on July 2, 2014
This book is very well written and well worth reading,
That being said i almost put it down a couple hundred pages in.
The book starts in third person and does an unorthodox shifting between third and first, It is a well used device for most of the book but i think the amount of front loaded events in the third person view--which seem inconsequential for the majority of the book--is a bit off putting. It left me feeling like the first part of the book, while not useless, would not be paid off until many books down the line.
The latter 3/4s of the book did not resolve that issue (I still think the present day events could have been better paced within the bulk of the story in a way that makes reading them a little less intrusive at the beginning) however; the book as a whole is extremely well written and turned into one of my favorite modern fantasies.
SO! - If you like fantasy of pretty much any sort I would recommend this, it straddles the maturity / darkness line somewhere right between game of thrones and wheel of time, masterfully. I think people who like gritty realism and those that don't want gratuitous sex could both love this.
If you are feeling like I did about the first section of the book, Keep going it's worth it!
0 of 1 people found the following review helpful
on October 7, 2012
The Name of the Wind contains many things to like. What I liked most about it was the delivery, including many descriptive passages, as it felt fresh and unique. The setting feels familiar and yet an amalgam of many fantasy tropes. It is fun and exciting, and everything seems dynamic and vibrant, from the characters to the environment to the conflicts.

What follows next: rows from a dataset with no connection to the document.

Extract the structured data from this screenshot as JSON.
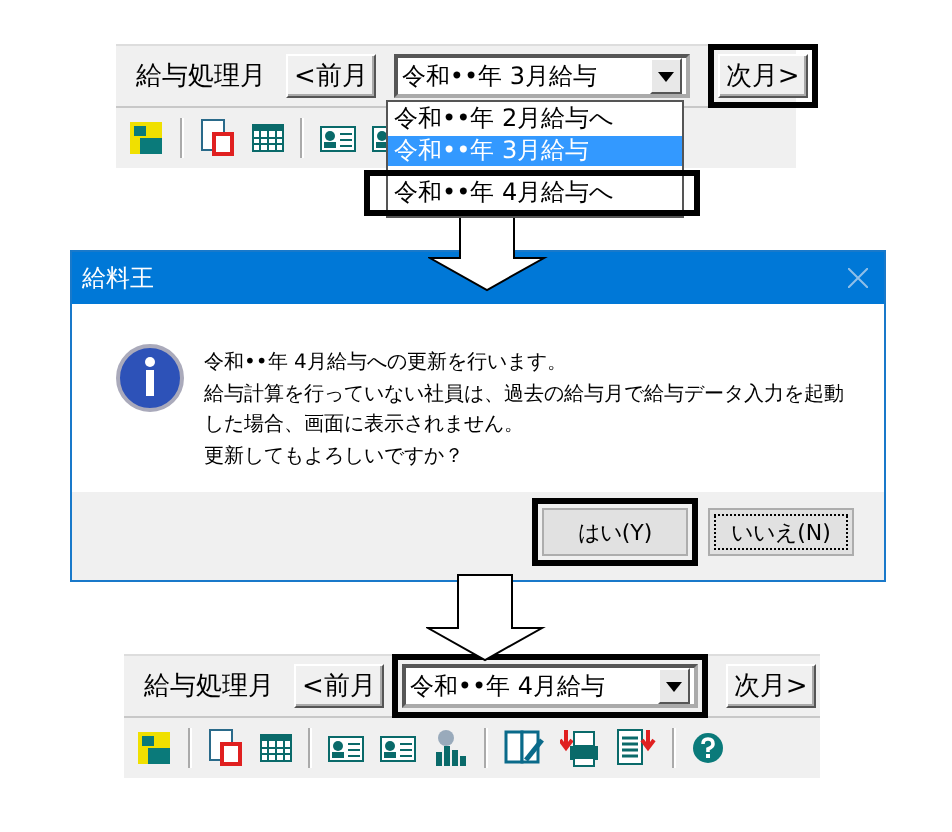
{
  "top_panel": {
    "label": "給与処理月",
    "prev_button": "<前月",
    "combo_value": "令和••年 3月給与",
    "next_button": {
      "label": "次月>",
      "highlighted": true
    },
    "dropdown": [
      {
        "label": "令和••年 2月給与へ",
        "selected": false,
        "highlighted": false
      },
      {
        "label": "令和••年 3月給与",
        "selected": true,
        "highlighted": false
      },
      {
        "label": "令和••年 4月給与へ",
        "selected": false,
        "highlighted": true
      }
    ]
  },
  "dialog": {
    "title": "給料王",
    "message_lines": [
      "令和••年 4月給与への更新を行います。",
      "給与計算を行っていない社員は、過去の給与月で給与データ入力を起動",
      "した場合、画面に表示されません。",
      "更新してもよろしいですか？"
    ],
    "buttons": [
      {
        "label": "はい(Y)",
        "focused": false,
        "highlighted": true
      },
      {
        "label": "いいえ(N)",
        "focused": true
      }
    ]
  },
  "bottom_panel": {
    "label": "給与処理月",
    "prev_button": "<前月",
    "combo_value": {
      "text": "令和••年 4月給与",
      "highlighted": true
    },
    "next_button": "次月>"
  }
}
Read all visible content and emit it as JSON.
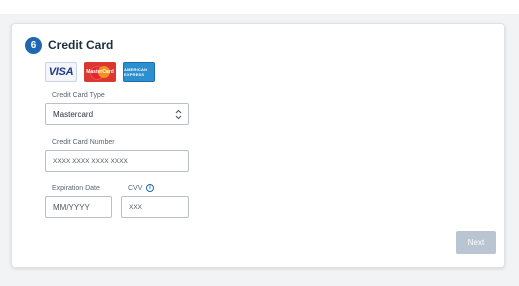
{
  "section": {
    "step_number": "6",
    "title": "Credit Card"
  },
  "card_logos": [
    {
      "name": "visa",
      "text": "VISA"
    },
    {
      "name": "mastercard",
      "text": "MasterCard"
    },
    {
      "name": "american-express",
      "text": "AMERICAN EXPRESS"
    }
  ],
  "form": {
    "card_type": {
      "label": "Credit Card Type",
      "value": "Mastercard"
    },
    "card_number": {
      "label": "Credit Card Number",
      "placeholder": "XXXX XXXX XXXX XXXX"
    },
    "expiration": {
      "label": "Expiration Date",
      "placeholder": "MM/YYYY"
    },
    "cvv": {
      "label": "CVV",
      "placeholder": "XXX",
      "info_icon": "i"
    }
  },
  "actions": {
    "next_label": "Next"
  },
  "colors": {
    "accent": "#1f67b1",
    "next_disabled": "#b9c6d1"
  }
}
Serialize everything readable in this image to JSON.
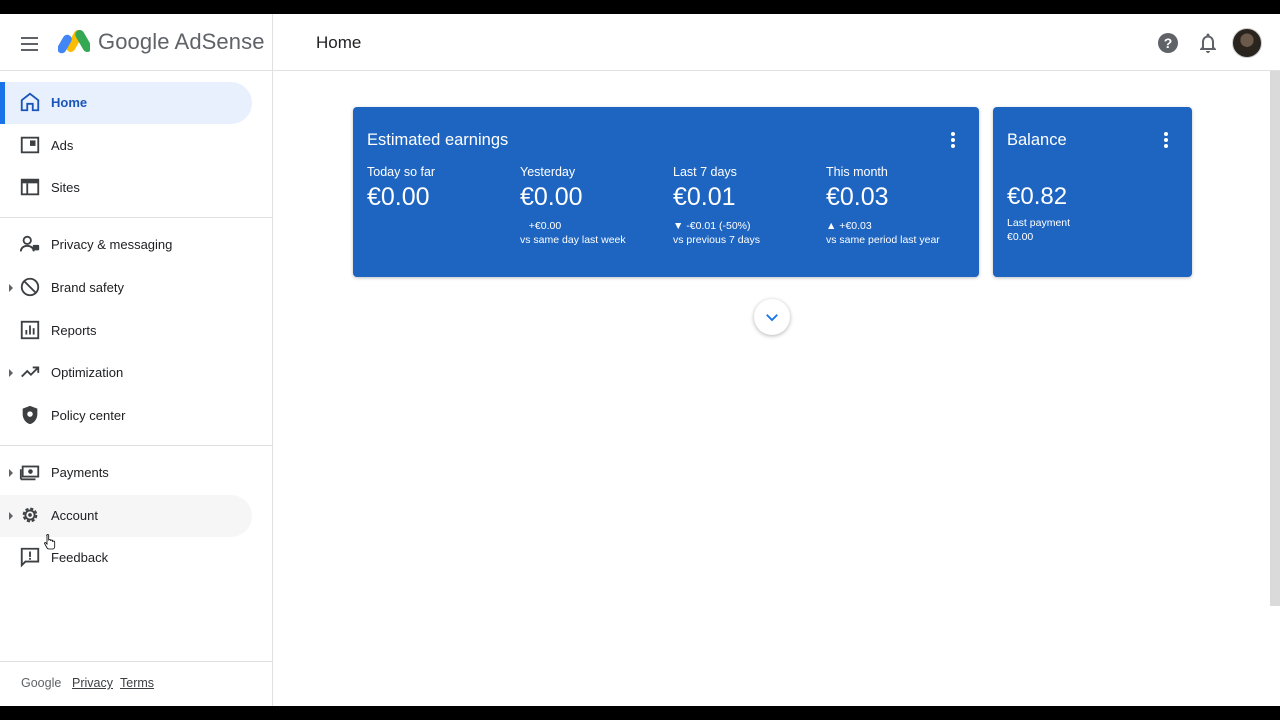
{
  "header": {
    "brand": "Google AdSense",
    "page_title": "Home",
    "icons": [
      "menu-icon",
      "adsense-logo",
      "help-icon",
      "bell-icon",
      "avatar"
    ]
  },
  "sidebar": {
    "items": [
      {
        "label": "Home",
        "icon": "home-icon",
        "active": true
      },
      {
        "label": "Ads",
        "icon": "ads-icon"
      },
      {
        "label": "Sites",
        "icon": "sites-icon"
      },
      {
        "label": "Privacy & messaging",
        "icon": "privacy-icon"
      },
      {
        "label": "Brand safety",
        "icon": "block-icon",
        "expandable": true
      },
      {
        "label": "Reports",
        "icon": "reports-icon"
      },
      {
        "label": "Optimization",
        "icon": "trending-up-icon",
        "expandable": true
      },
      {
        "label": "Policy center",
        "icon": "shield-icon"
      },
      {
        "label": "Payments",
        "icon": "payments-icon",
        "expandable": true
      },
      {
        "label": "Account",
        "icon": "gear-icon",
        "expandable": true,
        "hover": true
      },
      {
        "label": "Feedback",
        "icon": "feedback-icon"
      }
    ],
    "footer": {
      "google": "Google",
      "privacy": "Privacy",
      "terms": "Terms"
    }
  },
  "earnings": {
    "title": "Estimated earnings",
    "metrics": [
      {
        "label": "Today so far",
        "value": "€0.00",
        "change": "",
        "compare": ""
      },
      {
        "label": "Yesterday",
        "value": "€0.00",
        "change": "   +€0.00",
        "compare": "vs same day last week"
      },
      {
        "label": "Last 7 days",
        "value": "€0.01",
        "change": "▼ -€0.01 (-50%)",
        "compare": "vs previous 7 days"
      },
      {
        "label": "This month",
        "value": "€0.03",
        "change": "▲ +€0.03",
        "compare": "vs same period last year"
      }
    ]
  },
  "balance": {
    "title": "Balance",
    "value": "€0.82",
    "last_payment_label": "Last payment",
    "last_payment_value": "€0.00"
  },
  "colors": {
    "card_blue": "#1e65c1",
    "active_bg": "#e8f0fe",
    "active_text": "#1a56b8",
    "accent": "#1a73e8"
  }
}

There are two things that deterred me from liking this book completely, and almost had me putting the book down by the halfway mark: The number of critical obstacles the hero had to overcome and the amount of the story that occurred at a school. Thankfully the story kept going and by the end these two elements are diminished.